In the AFR today I wax lyrical about what I think might be the big four banks' zero-sum, as opposed to positive-sum, game problem; the merits of putting their clients' interests first and being long-term greedy; the problems associated with business model complexity; and introduce readers to my mate "Noddy" (click on that link to read for free or AFR subs can use the direct link here). Excerpt below:

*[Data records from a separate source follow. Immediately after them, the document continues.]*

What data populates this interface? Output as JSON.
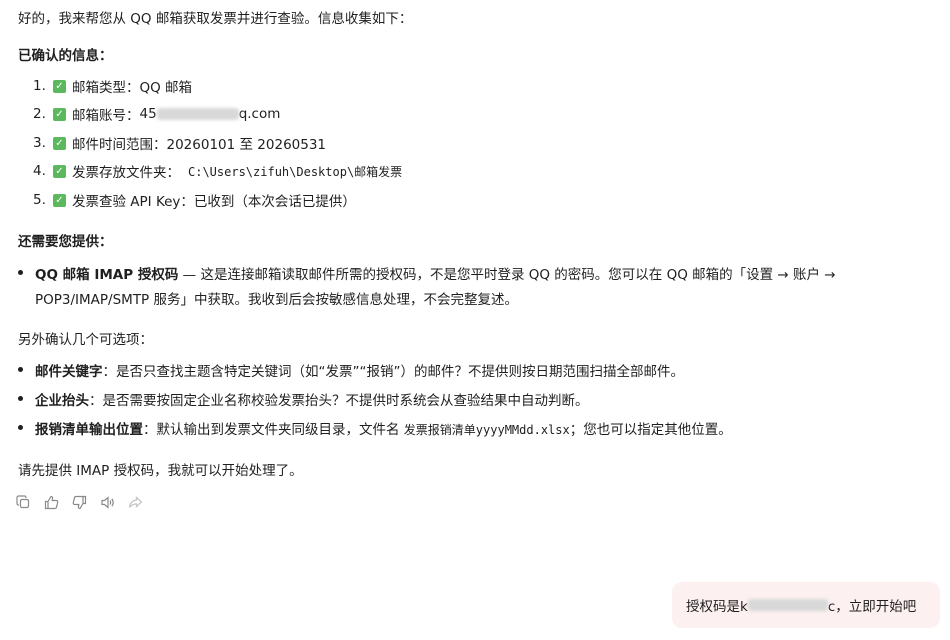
{
  "intro": "好的，我来帮您从 QQ 邮箱获取发票并进行查验。信息收集如下：",
  "confirmed": {
    "heading": "已确认的信息：",
    "items": [
      {
        "num": "1.",
        "label": "邮箱类型：",
        "value": "QQ 邮箱"
      },
      {
        "num": "2.",
        "label": "邮箱账号：",
        "value_prefix": "45",
        "value_suffix": "q.com"
      },
      {
        "num": "3.",
        "label": "邮件时间范围：",
        "value": "20260101 至 20260531"
      },
      {
        "num": "4.",
        "label": "发票存放文件夹：",
        "value": "C:\\Users\\zifuh\\Desktop\\邮箱发票"
      },
      {
        "num": "5.",
        "label": "发票查验 API Key：",
        "value": "已收到（本次会话已提供）"
      }
    ]
  },
  "needed": {
    "heading": "还需要您提供：",
    "item_bold": "QQ 邮箱 IMAP 授权码",
    "item_text_1": " — 这是连接邮箱读取邮件所需的授权码，不是您平时登录 QQ 的密码。您可以在 QQ 邮箱的「设置 → 账户 →",
    "item_text_2": "POP3/IMAP/SMTP 服务」中获取。我收到后会按敏感信息处理，不会完整复述。"
  },
  "optional": {
    "heading": "另外确认几个可选项：",
    "items": [
      {
        "bold": "邮件关键字",
        "text": "：是否只查找主题含特定关键词（如“发票”“报销”）的邮件？不提供则按日期范围扫描全部邮件。"
      },
      {
        "bold": "企业抬头",
        "text": "：是否需要按固定企业名称校验发票抬头？不提供时系统会从查验结果中自动判断。"
      },
      {
        "bold": "报销清单输出位置",
        "text_before": "：默认输出到发票文件夹同级目录，文件名 ",
        "code": "发票报销清单yyyyMMdd.xlsx",
        "text_after": "；您也可以指定其他位置。"
      }
    ]
  },
  "closing": "请先提供 IMAP 授权码，我就可以开始处理了。",
  "user_message": {
    "prefix": "授权码是k",
    "suffix": "c，立即开始吧"
  },
  "actions": [
    "copy-icon",
    "thumbs-up-icon",
    "thumbs-down-icon",
    "speaker-icon",
    "share-icon"
  ]
}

"Another constant across these experiences is that they are all rather "zero-sum", transactionally-orientated product exchanges. The more brokerage, interest and fees I pay, or the lower the return I receive, the more money the bank makes. Individuals tend to be siloed within business units and financially motivated to maximise the revenues they can garner from clients via the products they purvey. So irrespective of whether they are selling deposits, loans, bonds or shares, your value to the bank is determined by the volume of transactions you execute with it. There is little coordination and cross-selling across these divisions with most folks consumed by the day-to-day rigmarole of promoting their wares. From a customer perspective, this means truly whole-of-bank relationships are relatively rare: one increasingly uses different banks for different products predicated on access and price rather than qualitative characteristics like quality, service and an understanding of what is in your and/or your business's best interests. For years I took this as a given until I came across a guy called "Noddy". From the get-go it was immediately obvious Noddy was unique, although initially his precise point of distinction was unclear. Early on I thought it was just that Noddy was an unusually affable guy. We are friends and regularly shoot the breeze. I would occasionally meander into an opportunity or challenge I was ruminating on, voicing this with Noddy as a buddy, not a banker. Without fail Noddy would reflexively suggest a tractable solution. On some occasions it would work the other way around, with Noddy calling me to propose an idea I had never considered. A meeting would be arranged with a bunch of folks I had not met before from independent business units, with Noddy acting as conductor, coordinating what would otherwise be discordant capabilities into a more harmonious symphony. Before I knew it, I was engaged with seven or eight areas that were wittingly or unwittingly working as one to help me achieve my goals. As a result, the relationship has evolved from one-off product exchanges to a deeper strategic partnership, which would ordinarily be oxymoronic when thinking about interfacing with a bank. Reflecting on how this happened it occurred to me that Noddy's unique but elegantly simple starting point is always, "How can I increase the value of my client's business?". His edge is that he is not just obsessing about maximising the value of my transactions in the name of optimising his year-end bonus irrespective of whether that is good or bad for my business. If you are an oligopolist with a structural leverage and return on equity advantage over your smaller peers, it's easy to become a myopic product flogger disconnected from the impact of that service on your client's long-term welfare. It's much harder to subordinate these short-term gains to contemplate what is actually in your client's best interests, which is precisely why the big banks eagerly supported the Coalition's proposal to water down the best interests duty in the Future of Financial Advice laws, which we thankfully rolled. It is arguably no less difficult empathetically, stepping into your client's shoes and trying to view the world as they do to imagine the suite of future services that give them the best chance of succeeding, and, importantly, those that do not. The potential for conflicts of interest within banks are amplified by organisational complexity and remuneration models that overemphasise returns on equity irrespective of the risks taken to achieve those outcomes. It is much harder to manage, monitor and supervise a $100 billion global bank with a zillion different activities than a narrow, regional deposit-taker that concentrates on savings and loans in a single jurisdiction." Read full article at AFR here.
Christopher Joye is Co-Chief Investment Officer of Coolabah Capital Investments, which is a leading active credit manager that runs over $2.2 billion in short-term fixed-income strategies. He is also a Contributing Editor with The AFR.